Exercise requirements
All of the records below are to be given again word for word, with the pictures removed.

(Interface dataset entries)
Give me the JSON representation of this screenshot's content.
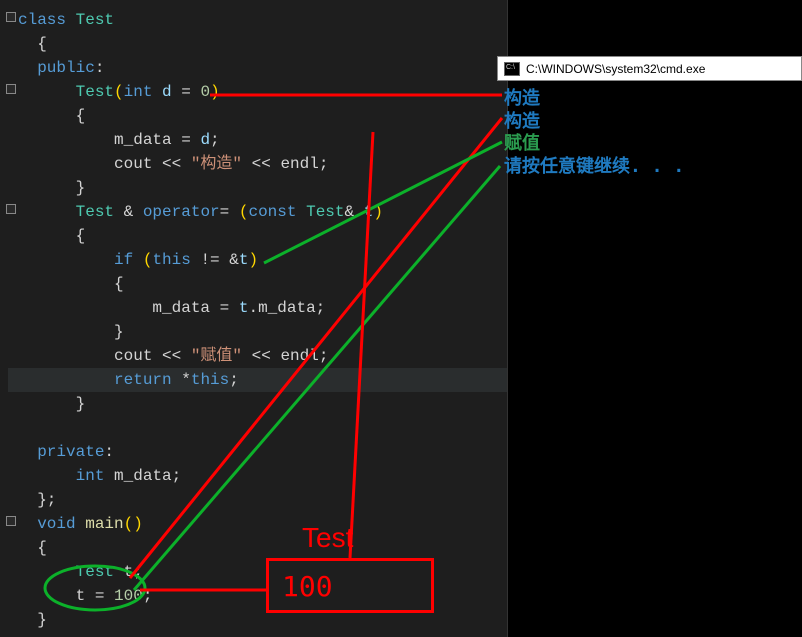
{
  "code": {
    "l1_class": "class",
    "l1_name": " Test",
    "l2_brace": "  {",
    "l3_public": "  public",
    "l3_colon": ":",
    "l4_indent": "      ",
    "l4_ctor": "Test",
    "l4_open": "(",
    "l4_int": "int",
    "l4_sp": " ",
    "l4_param": "d",
    "l4_eq": " = ",
    "l4_zero": "0",
    "l4_close": ")",
    "l5_brace": "      {",
    "l6_indent": "          ",
    "l6_member": "m_data",
    "l6_eq": " = ",
    "l6_d": "d",
    "l6_semi": ";",
    "l7_indent": "          ",
    "l7_cout": "cout",
    "l7_op": " << ",
    "l7_str": "\"构造\"",
    "l7_op2": " << ",
    "l7_endl": "endl",
    "l7_semi": ";",
    "l8_brace": "      }",
    "l9_indent": "      ",
    "l9_test": "Test",
    "l9_amp": " &",
    "l9_sp": " ",
    "l9_opname": "operator",
    "l9_eq": "=",
    "l9_sp2": " ",
    "l9_open": "(",
    "l9_const": "const",
    "l9_sp3": " ",
    "l9_test2": "Test",
    "l9_amp2": "&",
    "l9_sp4": " ",
    "l9_t": "t",
    "l9_close": ")",
    "l10_brace": "      {",
    "l11_indent": "          ",
    "l11_if": "if",
    "l11_sp": " ",
    "l11_open": "(",
    "l11_this": "this",
    "l11_ne": " != ",
    "l11_amp": "&",
    "l11_t": "t",
    "l11_close": ")",
    "l12_brace": "          {",
    "l13_indent": "              ",
    "l13_member": "m_data",
    "l13_eq": " = ",
    "l13_t": "t",
    "l13_dot": ".",
    "l13_member2": "m_data",
    "l13_semi": ";",
    "l14_brace": "          }",
    "l15_indent": "          ",
    "l15_cout": "cout",
    "l15_op": " << ",
    "l15_str": "\"赋值\"",
    "l15_op2": " << ",
    "l15_endl": "endl",
    "l15_semi": ";",
    "l16_indent": "          ",
    "l16_return": "return",
    "l16_sp": " ",
    "l16_star": "*",
    "l16_this": "this",
    "l16_semi": ";",
    "l17_brace": "      }",
    "l18_blank": "",
    "l19_private": "  private",
    "l19_colon": ":",
    "l20_indent": "      ",
    "l20_int": "int",
    "l20_sp": " ",
    "l20_member": "m_data",
    "l20_semi": ";",
    "l21_brace": "  };",
    "l22_void": "  void",
    "l22_sp": " ",
    "l22_main": "main",
    "l22_parens": "()",
    "l23_brace": "  {",
    "l24_indent": "      ",
    "l24_test": "Test",
    "l24_sp": " ",
    "l24_t": "t",
    "l24_semi": ";",
    "l25_indent": "      ",
    "l25_t": "t",
    "l25_eq": " = ",
    "l25_num": "100",
    "l25_semi": ";",
    "l26_brace": "  }"
  },
  "cmd": {
    "title": "C:\\WINDOWS\\system32\\cmd.exe",
    "out1": "构造",
    "out2": "构造",
    "out3": "赋值",
    "out4": "请按任意键继续. . ."
  },
  "annotation": {
    "label": "Test",
    "value": "100"
  }
}
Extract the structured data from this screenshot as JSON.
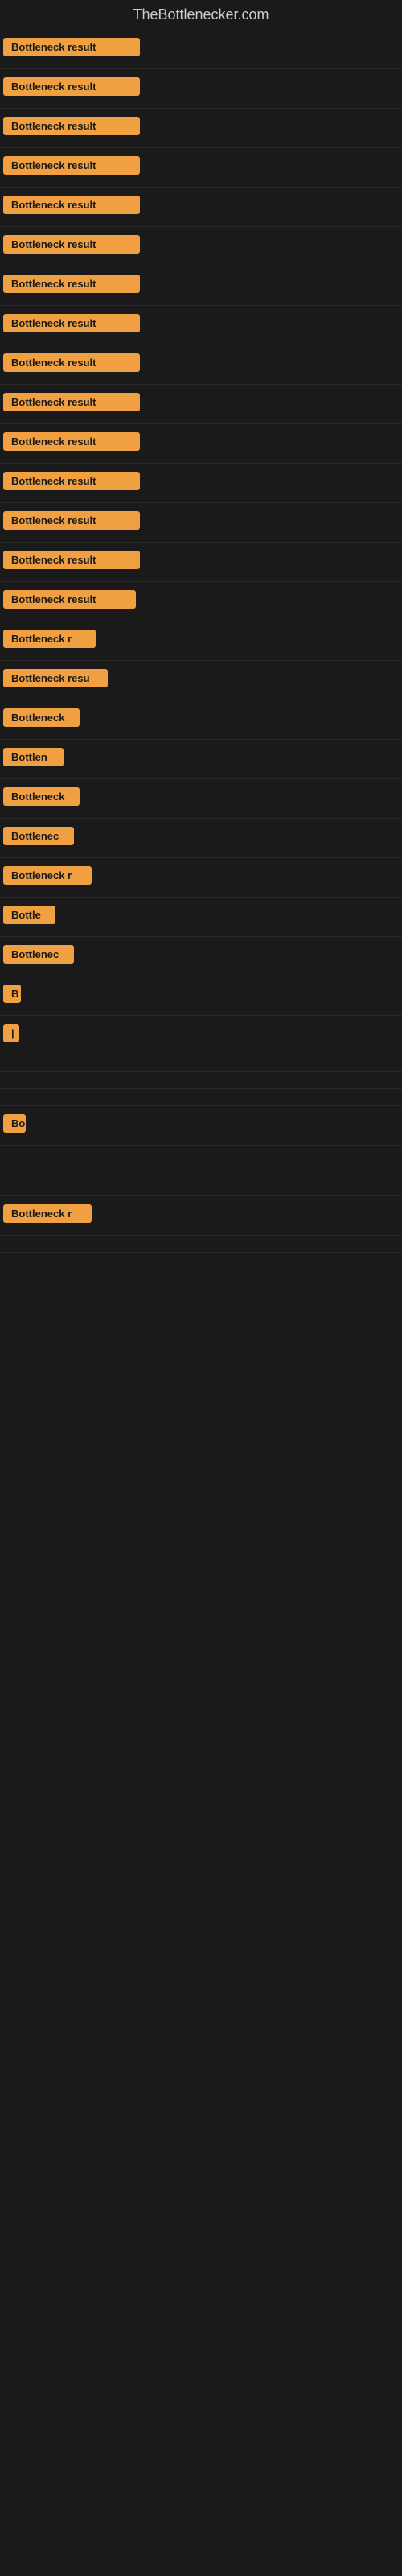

Result
Give me the JSON representation of this screenshot's content.
{
  "code": {
    "l1_class": "class",
    "l1_name": " Test",
    "l2_brace": "  {",
    "l3_public": "  public",
    "l3_colon": ":",
    "l4_indent": "      ",
    "l4_ctor": "Test",
    "l4_open": "(",
    "l4_int": "int",
    "l4_sp": " ",
    "l4_param": "d",
    "l4_eq": " = ",
    "l4_zero": "0",
    "l4_close": ")",
    "l5_brace": "      {",
    "l6_indent": "          ",
    "l6_member": "m_data",
    "l6_eq": " = ",
    "l6_d": "d",
    "l6_semi": ";",
    "l7_indent": "          ",
    "l7_cout": "cout",
    "l7_op": " << ",
    "l7_str": "\"构造\"",
    "l7_op2": " << ",
    "l7_endl": "endl",
    "l7_semi": ";",
    "l8_brace": "      }",
    "l9_indent": "      ",
    "l9_test": "Test",
    "l9_amp": " &",
    "l9_sp": " ",
    "l9_opname": "operator",
    "l9_eq": "=",
    "l9_sp2": " ",
    "l9_open": "(",
    "l9_const": "const",
    "l9_sp3": " ",
    "l9_test2": "Test",
    "l9_amp2": "&",
    "l9_sp4": " ",
    "l9_t": "t",
    "l9_close": ")",
    "l10_brace": "      {",
    "l11_indent": "          ",
    "l11_if": "if",
    "l11_sp": " ",
    "l11_open": "(",
    "l11_this": "this",
    "l11_ne": " != ",
    "l11_amp": "&",
    "l11_t": "t",
    "l11_close": ")",
    "l12_brace": "          {",
    "l13_indent": "              ",
    "l13_member": "m_data",
    "l13_eq": " = ",
    "l13_t": "t",
    "l13_dot": ".",
    "l13_member2": "m_data",
    "l13_semi": ";",
    "l14_brace": "          }",
    "l15_indent": "          ",
    "l15_cout": "cout",
    "l15_op": " << ",
    "l15_str": "\"赋值\"",
    "l15_op2": " << ",
    "l15_endl": "endl",
    "l15_semi": ";",
    "l16_indent": "          ",
    "l16_return": "return",
    "l16_sp": " ",
    "l16_star": "*",
    "l16_this": "this",
    "l16_semi": ";",
    "l17_brace": "      }",
    "l18_blank": "",
    "l19_private": "  private",
    "l19_colon": ":",
    "l20_indent": "      ",
    "l20_int": "int",
    "l20_sp": " ",
    "l20_member": "m_data",
    "l20_semi": ";",
    "l21_brace": "  };",
    "l22_void": "  void",
    "l22_sp": " ",
    "l22_main": "main",
    "l22_parens": "()",
    "l23_brace": "  {",
    "l24_indent": "      ",
    "l24_test": "Test",
    "l24_sp": " ",
    "l24_t": "t",
    "l24_semi": ";",
    "l25_indent": "      ",
    "l25_t": "t",
    "l25_eq": " = ",
    "l25_num": "100",
    "l25_semi": ";",
    "l26_brace": "  }"
  },
  "cmd": {
    "title": "C:\\WINDOWS\\system32\\cmd.exe",
    "out1": "构造",
    "out2": "构造",
    "out3": "赋值",
    "out4": "请按任意键继续. . ."
  },
  "annotation": {
    "label": "Test",
    "value": "100"
  }
}
Extract the structured data from this screenshot as JSON.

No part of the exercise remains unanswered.